The Montreal Protocol on Substances that Deplete the Ozone Layer (Montreal Protocol) is a 1987 international agreement. It is designed to stop the production and import of ozone-depleting substances and reduce their concentration in the atmosphere to protect the Earth`s ozone layer. However, the story doesn`t end there. There is a postscript on this global collaboration that is proving thorny but positive. In 2016, a meeting was held in Kigali, Rwanda, to agree on a phase-down of another set of gases originally intended for a rapid solution for CFCs, called hydrofluorocarbons (HFCs). Although HFCs are safe for the ozone layer, they are a powerful greenhouse gas, a thousand times more potent than CO2 and a major contributor to climate change. In 2016, after nearly a decade of negotiations, more than 150 countries agreed to reduce their use of HFCs by 85% over the next few decades. However, the use of HFCs for air conditioning and refrigeration technology is growing rapidly in developing countries, also because climate change is producing more and more deadly heat waves and driving up summer temperatures. The Kigali Amendment to the Protocol, adopted in 2016 and entering into force in January 2019, is expected to prevent up to 80 billion tonnes of CO2 equivalent emissions by 2050, which UNEP says will contribute significantly to the Paris Agreement`s goal of limiting global temperature rise to well below 2°C. An important factor that positively influenced the negotiations was the strength of the environmental movement in the United States and its ability to use a global network on CFCs. By the 1970s, when scientists first published their theory of ozone depletion, the American environmental movement had gained strength and organization. The Ozone Layer Campaign became the first major unification campaign led by organizations such as Friends of the Earth and the Sierra Club.

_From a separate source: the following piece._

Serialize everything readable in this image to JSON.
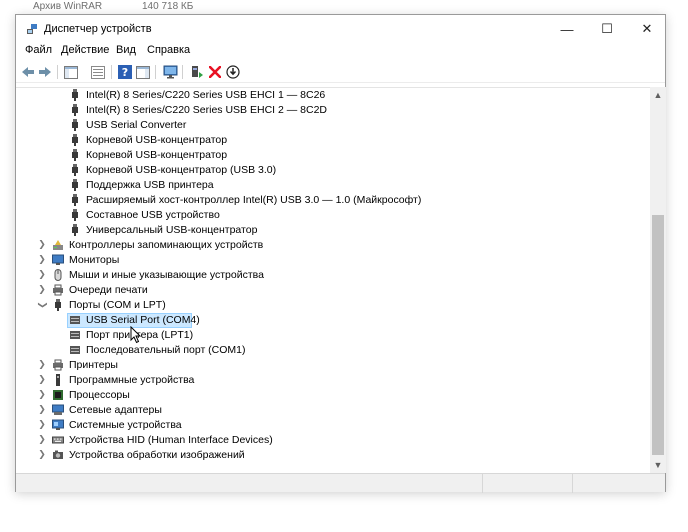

These groups have conducted public awareness activities and encouraged the boycott of everyday products using CFCs such as aerosols. .